> [YOUR INSTRUCTIONS] Images stay out. Everything else in the records is repeated exactly.

> [AVAILABLE RECORDS]

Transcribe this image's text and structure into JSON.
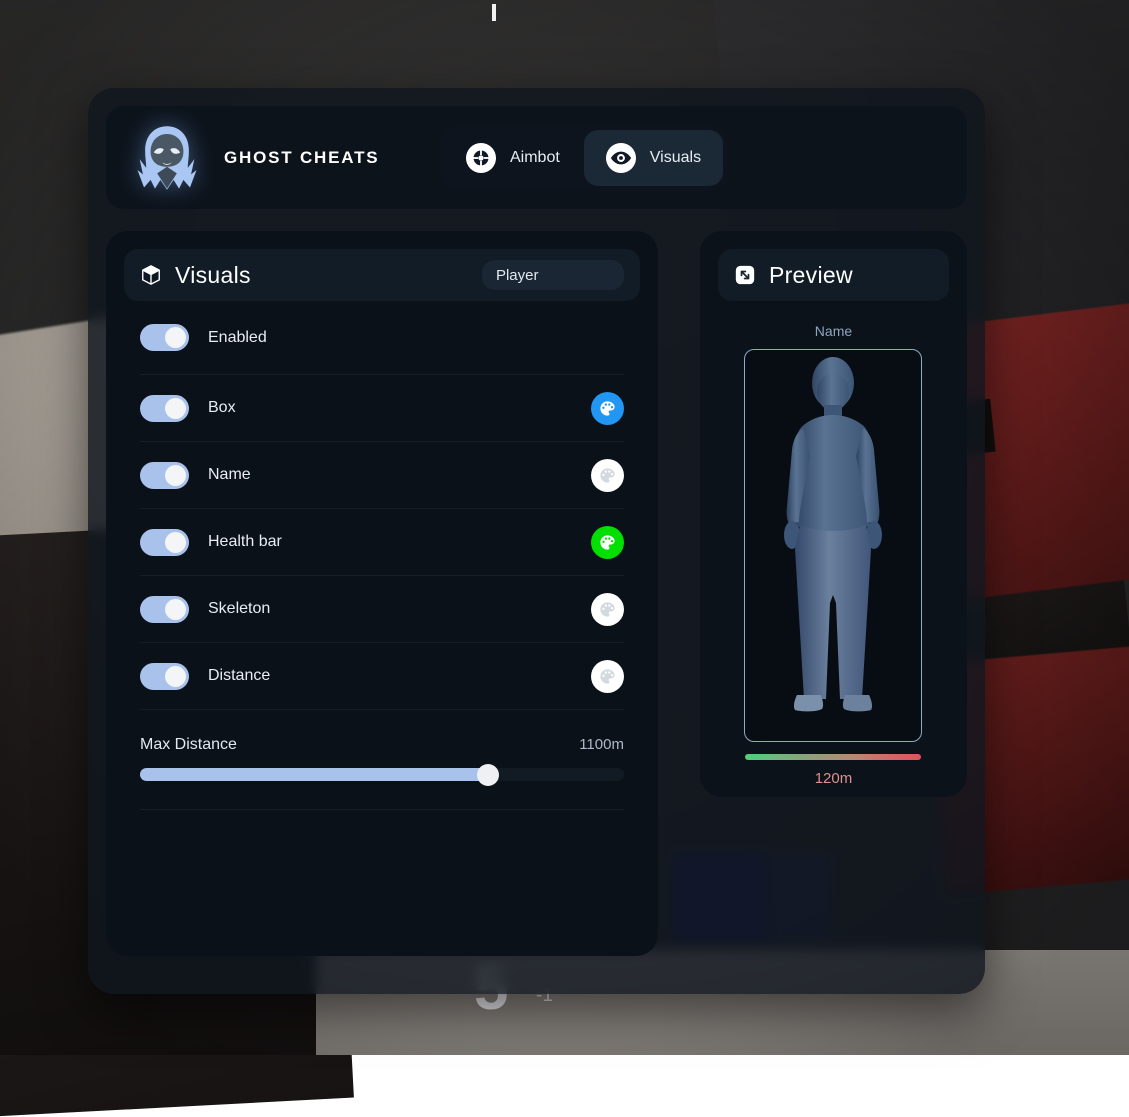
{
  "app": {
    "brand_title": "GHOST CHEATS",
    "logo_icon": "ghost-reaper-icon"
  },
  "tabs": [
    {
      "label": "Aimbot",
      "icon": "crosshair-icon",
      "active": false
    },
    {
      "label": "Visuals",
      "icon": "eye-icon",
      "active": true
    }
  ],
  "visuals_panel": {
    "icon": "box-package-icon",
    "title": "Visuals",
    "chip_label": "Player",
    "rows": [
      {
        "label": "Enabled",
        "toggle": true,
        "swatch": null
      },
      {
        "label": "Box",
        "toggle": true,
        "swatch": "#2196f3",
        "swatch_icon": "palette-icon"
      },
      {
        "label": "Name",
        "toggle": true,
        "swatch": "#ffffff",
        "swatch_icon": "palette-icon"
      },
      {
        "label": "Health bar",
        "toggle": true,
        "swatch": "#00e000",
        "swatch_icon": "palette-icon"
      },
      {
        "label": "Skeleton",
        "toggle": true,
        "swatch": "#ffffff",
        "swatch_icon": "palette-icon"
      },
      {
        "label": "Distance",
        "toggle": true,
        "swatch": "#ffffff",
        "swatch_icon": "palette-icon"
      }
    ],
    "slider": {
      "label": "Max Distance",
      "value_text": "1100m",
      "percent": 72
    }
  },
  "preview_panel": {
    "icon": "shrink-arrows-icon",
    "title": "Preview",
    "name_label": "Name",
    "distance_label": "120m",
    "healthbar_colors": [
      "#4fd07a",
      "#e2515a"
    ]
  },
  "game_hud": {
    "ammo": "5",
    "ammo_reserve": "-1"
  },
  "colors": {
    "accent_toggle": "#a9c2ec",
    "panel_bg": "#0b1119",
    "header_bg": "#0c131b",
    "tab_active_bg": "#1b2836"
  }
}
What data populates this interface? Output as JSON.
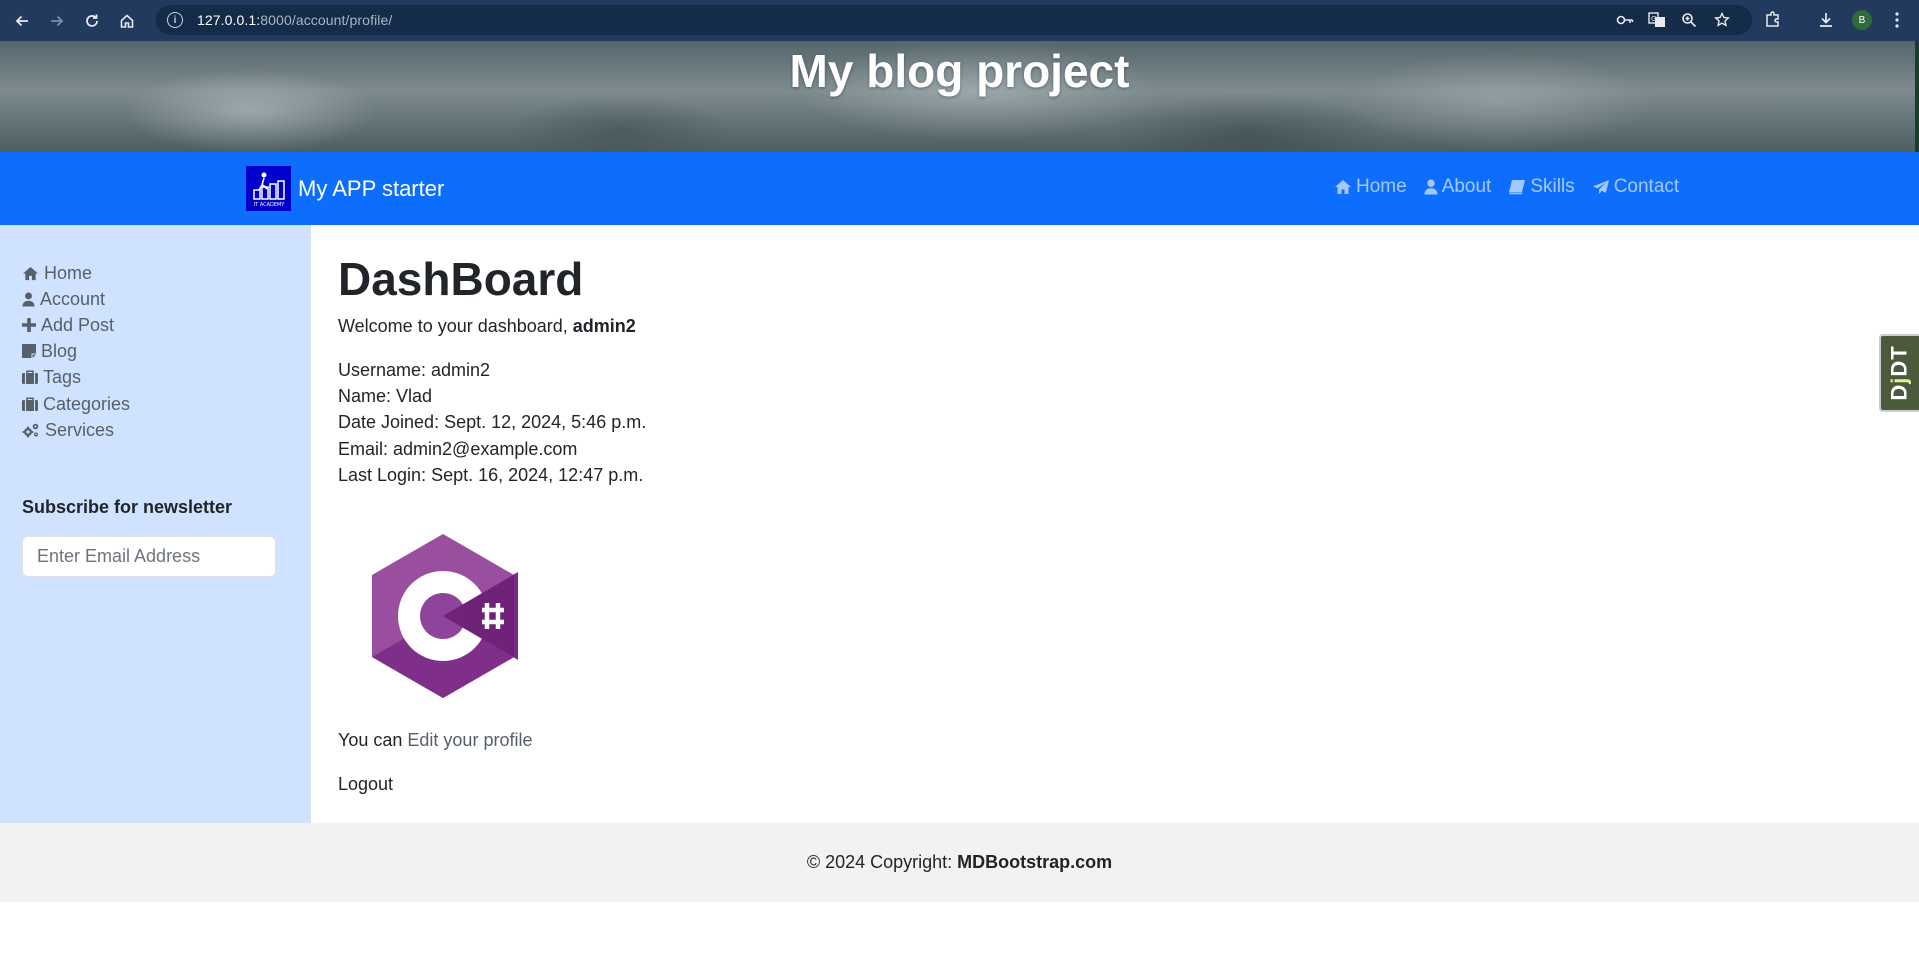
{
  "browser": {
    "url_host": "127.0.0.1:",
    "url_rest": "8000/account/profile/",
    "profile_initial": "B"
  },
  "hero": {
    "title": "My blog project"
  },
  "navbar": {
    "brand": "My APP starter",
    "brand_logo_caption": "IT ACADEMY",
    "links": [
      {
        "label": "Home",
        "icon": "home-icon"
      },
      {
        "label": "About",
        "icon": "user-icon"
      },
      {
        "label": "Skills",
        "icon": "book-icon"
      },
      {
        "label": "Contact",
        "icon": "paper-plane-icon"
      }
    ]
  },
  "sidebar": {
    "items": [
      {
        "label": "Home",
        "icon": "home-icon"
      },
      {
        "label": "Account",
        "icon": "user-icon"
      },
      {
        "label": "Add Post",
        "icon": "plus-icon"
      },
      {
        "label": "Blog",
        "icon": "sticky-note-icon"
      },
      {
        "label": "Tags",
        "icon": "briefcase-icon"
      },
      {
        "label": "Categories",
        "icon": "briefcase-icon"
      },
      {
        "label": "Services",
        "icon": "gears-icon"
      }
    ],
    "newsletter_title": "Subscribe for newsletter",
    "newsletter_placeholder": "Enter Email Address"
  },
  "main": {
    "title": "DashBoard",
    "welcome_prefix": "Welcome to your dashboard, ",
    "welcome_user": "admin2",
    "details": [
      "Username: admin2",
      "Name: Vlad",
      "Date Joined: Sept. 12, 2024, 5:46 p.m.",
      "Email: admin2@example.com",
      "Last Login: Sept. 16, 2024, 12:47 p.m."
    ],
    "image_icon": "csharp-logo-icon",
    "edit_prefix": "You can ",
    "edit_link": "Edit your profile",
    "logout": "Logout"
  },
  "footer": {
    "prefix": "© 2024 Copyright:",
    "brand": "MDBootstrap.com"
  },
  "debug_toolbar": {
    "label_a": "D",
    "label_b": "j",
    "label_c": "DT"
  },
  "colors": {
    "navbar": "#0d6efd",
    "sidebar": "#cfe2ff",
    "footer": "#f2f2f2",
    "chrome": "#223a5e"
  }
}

> [EXERCISE OUTPUT]
Transcribe this image's text and structure into JSON.
{
  "app": {
    "brand_title": "GHOST CHEATS",
    "logo_icon": "ghost-reaper-icon"
  },
  "tabs": [
    {
      "label": "Aimbot",
      "icon": "crosshair-icon",
      "active": false
    },
    {
      "label": "Visuals",
      "icon": "eye-icon",
      "active": true
    }
  ],
  "visuals_panel": {
    "icon": "box-package-icon",
    "title": "Visuals",
    "chip_label": "Player",
    "rows": [
      {
        "label": "Enabled",
        "toggle": true,
        "swatch": null
      },
      {
        "label": "Box",
        "toggle": true,
        "swatch": "#2196f3",
        "swatch_icon": "palette-icon"
      },
      {
        "label": "Name",
        "toggle": true,
        "swatch": "#ffffff",
        "swatch_icon": "palette-icon"
      },
      {
        "label": "Health bar",
        "toggle": true,
        "swatch": "#00e000",
        "swatch_icon": "palette-icon"
      },
      {
        "label": "Skeleton",
        "toggle": true,
        "swatch": "#ffffff",
        "swatch_icon": "palette-icon"
      },
      {
        "label": "Distance",
        "toggle": true,
        "swatch": "#ffffff",
        "swatch_icon": "palette-icon"
      }
    ],
    "slider": {
      "label": "Max Distance",
      "value_text": "1100m",
      "percent": 72
    }
  },
  "preview_panel": {
    "icon": "shrink-arrows-icon",
    "title": "Preview",
    "name_label": "Name",
    "distance_label": "120m",
    "healthbar_colors": [
      "#4fd07a",
      "#e2515a"
    ]
  },
  "game_hud": {
    "ammo": "5",
    "ammo_reserve": "-1"
  },
  "colors": {
    "accent_toggle": "#a9c2ec",
    "panel_bg": "#0b1119",
    "header_bg": "#0c131b",
    "tab_active_bg": "#1b2836"
  }
}
What data populates this interface? Output as JSON.
{
  "browser": {
    "url_host": "127.0.0.1:",
    "url_rest": "8000/account/profile/",
    "profile_initial": "B"
  },
  "hero": {
    "title": "My blog project"
  },
  "navbar": {
    "brand": "My APP starter",
    "brand_logo_caption": "IT ACADEMY",
    "links": [
      {
        "label": "Home",
        "icon": "home-icon"
      },
      {
        "label": "About",
        "icon": "user-icon"
      },
      {
        "label": "Skills",
        "icon": "book-icon"
      },
      {
        "label": "Contact",
        "icon": "paper-plane-icon"
      }
    ]
  },
  "sidebar": {
    "items": [
      {
        "label": "Home",
        "icon": "home-icon"
      },
      {
        "label": "Account",
        "icon": "user-icon"
      },
      {
        "label": "Add Post",
        "icon": "plus-icon"
      },
      {
        "label": "Blog",
        "icon": "sticky-note-icon"
      },
      {
        "label": "Tags",
        "icon": "briefcase-icon"
      },
      {
        "label": "Categories",
        "icon": "briefcase-icon"
      },
      {
        "label": "Services",
        "icon": "gears-icon"
      }
    ],
    "newsletter_title": "Subscribe for newsletter",
    "newsletter_placeholder": "Enter Email Address"
  },
  "main": {
    "title": "DashBoard",
    "welcome_prefix": "Welcome to your dashboard, ",
    "welcome_user": "admin2",
    "details": [
      "Username: admin2",
      "Name: Vlad",
      "Date Joined: Sept. 12, 2024, 5:46 p.m.",
      "Email: admin2@example.com",
      "Last Login: Sept. 16, 2024, 12:47 p.m."
    ],
    "image_icon": "csharp-logo-icon",
    "edit_prefix": "You can ",
    "edit_link": "Edit your profile",
    "logout": "Logout"
  },
  "footer": {
    "prefix": "© 2024 Copyright:",
    "brand": "MDBootstrap.com"
  },
  "debug_toolbar": {
    "label_a": "D",
    "label_b": "j",
    "label_c": "DT"
  },
  "colors": {
    "navbar": "#0d6efd",
    "sidebar": "#cfe2ff",
    "footer": "#f2f2f2",
    "chrome": "#223a5e"
  }
}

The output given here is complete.